[The Opera Society of Washington] climaxed a season distinguished by productions of virtually unknown Haydn and Massenet operas with the world premier of Bomarzo, a product of the Argentine composer Alberto Ginastera and the Argentine poet and novelist Manuel Mujica Lainez.
Both text and music reflect a number of strong influences which have been assimilated with varying degrees of success. (p. 28)

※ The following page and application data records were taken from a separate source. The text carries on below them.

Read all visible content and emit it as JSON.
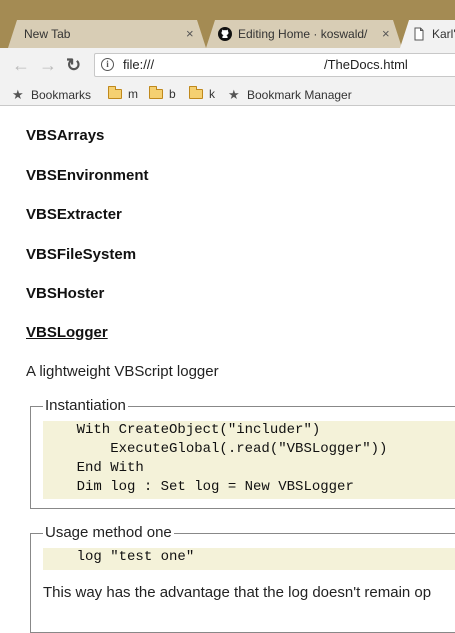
{
  "tabs": [
    {
      "label": "New Tab",
      "close": "×"
    },
    {
      "label": "Editing Home · koswald/",
      "close": "×"
    },
    {
      "label": "Karl'"
    }
  ],
  "toolbar": {
    "back": "←",
    "forward": "→",
    "reload": "↻",
    "url_scheme": "file:///",
    "url_path": "/TheDocs.html"
  },
  "bookmarks": [
    {
      "label": "Bookmarks",
      "icon": "star-icon"
    },
    {
      "label": "m",
      "icon": "folder-icon"
    },
    {
      "label": "b",
      "icon": "folder-icon"
    },
    {
      "label": "k",
      "icon": "folder-icon"
    },
    {
      "label": "Bookmark Manager",
      "icon": "star-icon"
    }
  ],
  "page": {
    "headings": [
      "VBSArrays",
      "VBSEnvironment",
      "VBSExtracter",
      "VBSFileSystem",
      "VBSHoster",
      "VBSLogger"
    ],
    "description": "A lightweight VBScript logger",
    "sections": [
      {
        "legend": "Instantiation",
        "code": [
          "    With CreateObject(\"includer\")",
          "        ExecuteGlobal(.read(\"VBSLogger\"))",
          "    End With",
          "    Dim log : Set log = New VBSLogger"
        ]
      },
      {
        "legend": "Usage method one",
        "code": [
          "    log \"test one\""
        ],
        "paragraph": "This way has the advantage that the log doesn't remain op"
      }
    ]
  },
  "colors": {
    "frame": "#a48b53",
    "toolbar": "#f2f2f2",
    "code_bg": "#f4f2d9"
  }
}
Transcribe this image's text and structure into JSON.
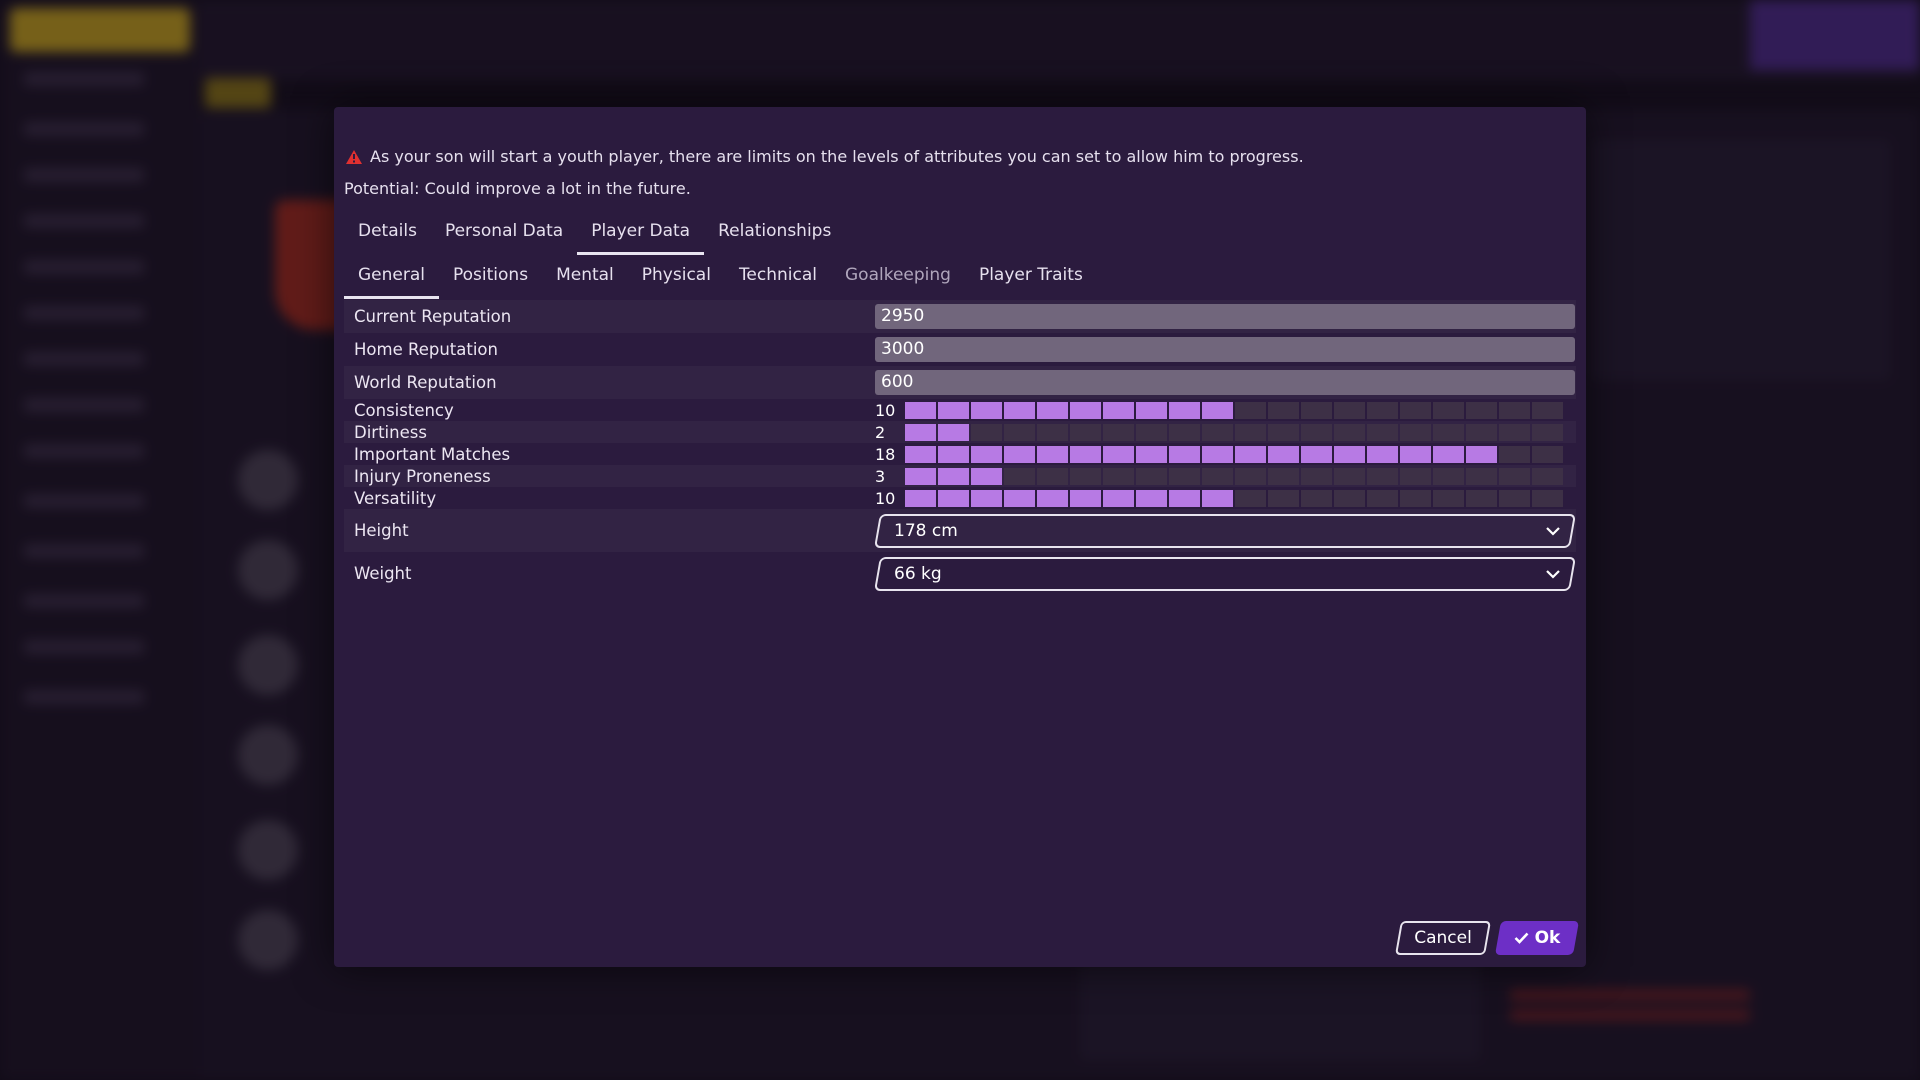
{
  "colors": {
    "modal_bg": "#2b1b3e",
    "accent": "#6d2fc6",
    "bar_on": "#b77ae4",
    "bar_off": "#3d3046",
    "warning": "#e03030"
  },
  "dialog": {
    "notice": "As your son will start a youth player, there are limits on the levels of attributes you can set to allow him to progress.",
    "potential": "Potential: Could improve a lot in the future."
  },
  "tabs_primary": [
    {
      "label": "Details"
    },
    {
      "label": "Personal Data"
    },
    {
      "label": "Player Data",
      "active": true
    },
    {
      "label": "Relationships"
    }
  ],
  "tabs_secondary": [
    {
      "label": "General",
      "active": true
    },
    {
      "label": "Positions"
    },
    {
      "label": "Mental"
    },
    {
      "label": "Physical"
    },
    {
      "label": "Technical"
    },
    {
      "label": "Goalkeeping",
      "dimmed": true
    },
    {
      "label": "Player Traits"
    }
  ],
  "reputation": [
    {
      "label": "Current Reputation",
      "value": "2950"
    },
    {
      "label": "Home Reputation",
      "value": "3000"
    },
    {
      "label": "World Reputation",
      "value": "600"
    }
  ],
  "attributes": {
    "max": 20,
    "items": [
      {
        "label": "Consistency",
        "value": 10
      },
      {
        "label": "Dirtiness",
        "value": 2
      },
      {
        "label": "Important Matches",
        "value": 18
      },
      {
        "label": "Injury Proneness",
        "value": 3
      },
      {
        "label": "Versatility",
        "value": 10
      }
    ]
  },
  "physique": [
    {
      "label": "Height",
      "value": "178 cm"
    },
    {
      "label": "Weight",
      "value": "66 kg"
    }
  ],
  "buttons": {
    "cancel": "Cancel",
    "ok": "Ok"
  },
  "icons": {
    "warning": "warning-triangle-icon",
    "chevron": "chevron-down-icon",
    "check": "check-icon"
  }
}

The principal characters themselves are drawn from history. The dukes of Bomarzo were members of the house of Orsini—which, during the high Renaissance, was in fairly constant competition with the Medici, the Farnese and the Borgia for the papacy. During a couple of centuries, the Orsini contributed their fair share of saints to the Roman canon, but these people do not figure in the opera. The "Bomarzo" of the title, Pier Francesco Orsini, succeeded to the dukedom against considerable odds…. The opera endows the duke with formidable sexual problems, exacerbated by his hideous personal appearance and his poisonous involvement with his grandmother. The acting out of his fantasies involves an encounter with a nude courtesan who figures in orgiastic ballets so uninhibited that, a few days before the premiere, some of the ballerinas refused to dance. In the end, the duke dies, poisoned by his own astrologer, at the base of a statue called "The Mouth of Hell."

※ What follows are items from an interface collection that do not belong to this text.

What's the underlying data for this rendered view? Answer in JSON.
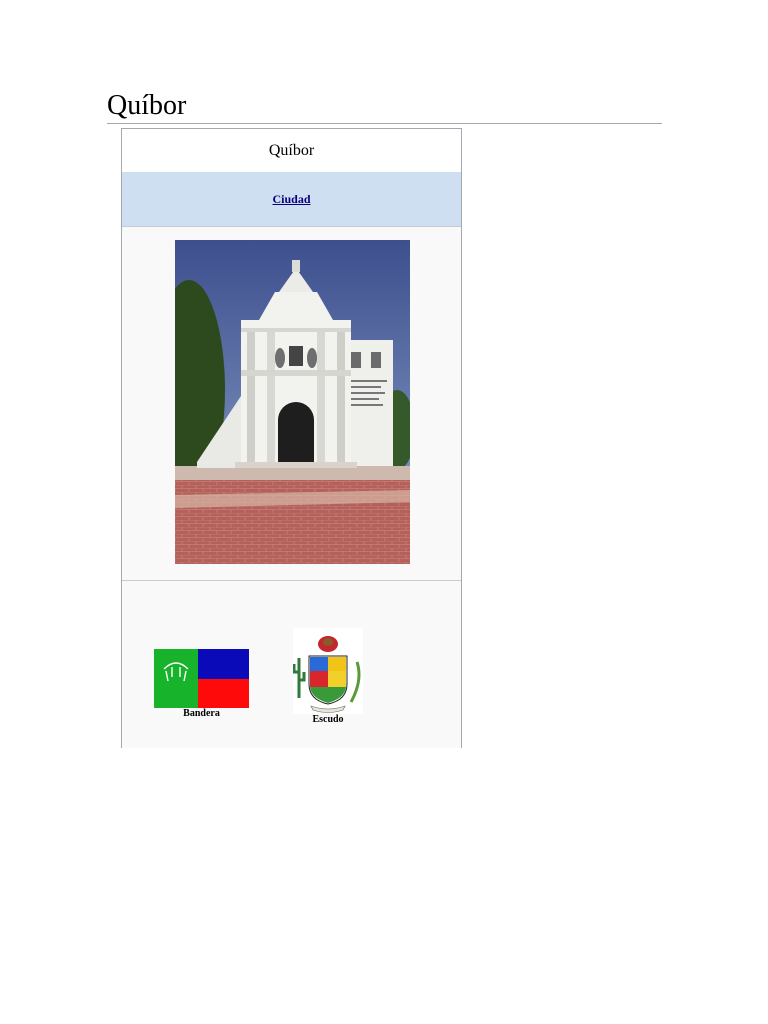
{
  "article": {
    "title": "Quíbor"
  },
  "infobox": {
    "name": "Quíbor",
    "type_link": "Ciudad",
    "photo_icon": "church-photo",
    "flag_label": "Bandera",
    "coat_label": "Escudo",
    "colors": {
      "flag_green": "#17b32a",
      "flag_blue": "#0a0ab8",
      "flag_red": "#ff0a0a",
      "header_bg": "#cedff2",
      "link": "#0b0080"
    }
  }
}
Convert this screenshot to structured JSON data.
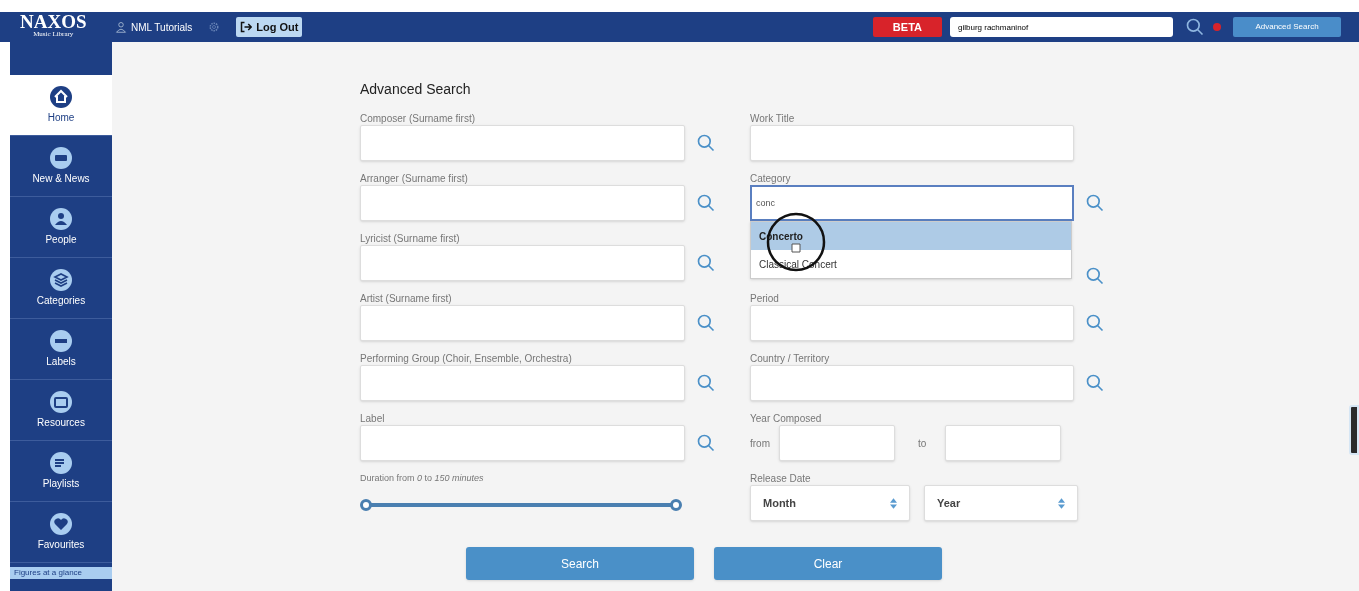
{
  "header": {
    "logo": {
      "title": "NAXOS",
      "subtitle": "Music Library"
    },
    "user_link": "NML Tutorials",
    "logout": "Log Out",
    "beta": "BETA",
    "search": {
      "value": "gilburg rachmaninof"
    },
    "advanced_search": "Advanced Search"
  },
  "sidebar": {
    "items": [
      {
        "label": "Home",
        "selected": true
      },
      {
        "label": "New & News",
        "selected": false
      },
      {
        "label": "People",
        "selected": false
      },
      {
        "label": "Categories",
        "selected": false
      },
      {
        "label": "Labels",
        "selected": false
      },
      {
        "label": "Resources",
        "selected": false
      },
      {
        "label": "Playlists",
        "selected": false
      },
      {
        "label": "Favourites",
        "selected": false
      }
    ],
    "footer": "Figures at a glance"
  },
  "form": {
    "title": "Advanced Search",
    "left_fields": [
      {
        "label": "Composer (Surname first)"
      },
      {
        "label": "Arranger (Surname first)"
      },
      {
        "label": "Lyricist (Surname first)"
      },
      {
        "label": "Artist (Surname first)"
      },
      {
        "label": "Performing Group (Choir, Ensemble, Orchestra)"
      },
      {
        "label": "Label"
      }
    ],
    "duration": {
      "label": "Duration from *0* to *150* *minutes*",
      "thumbs": [
        {
          "level": 0
        },
        {
          "level": 1
        }
      ]
    },
    "work_title": {
      "label": "Work Title"
    },
    "category": {
      "label": "Category",
      "value": "conc",
      "suggestions": [
        {
          "label": "Concerto",
          "selected": true
        },
        {
          "label": "Classical Concert",
          "selected": false
        }
      ]
    },
    "right_fields": [
      {
        "label": "Period"
      },
      {
        "label": "Country / Territory"
      }
    ],
    "year_composed": {
      "label": "Year Composed",
      "from": "from",
      "to": "to"
    },
    "release_date": {
      "label": "Release Date",
      "month": "Month",
      "year": "Year"
    },
    "buttons": [
      "Search",
      "Clear"
    ]
  }
}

In spite of the historical basis of the material, it must have taken a great deal of effort on the part of Sr. Mujica Lainez to convert it into acceptable adult theatre. His technique has been to divide the literary drama into a set of short episodes, presented like movie flashbacks, in which the events are seen from the point of view of the Duke, and the symbols are drawn from the sculptures of the Bomarzo estate. What emerges is a disagreeable interior journey, a series of fifteen humiliating defeats in fifteen scenes, in which symbol and metaphor combine to convey the kind of existential horror and nausea one finds in an opera like Berg's Wozzeck. Bomarzo becomes the libretto of an Italian opera by an author who has read Freud, studied the best operas since Pelléas, and presumably seen a lot of Swedish movies. (pp. 28-9)
Robert Evett, "'Bomarzo', Si, 'Rigoletto', No," in The New Republic, Vol. 156, No. 23, June 10, 1967, pp. 28-9.∗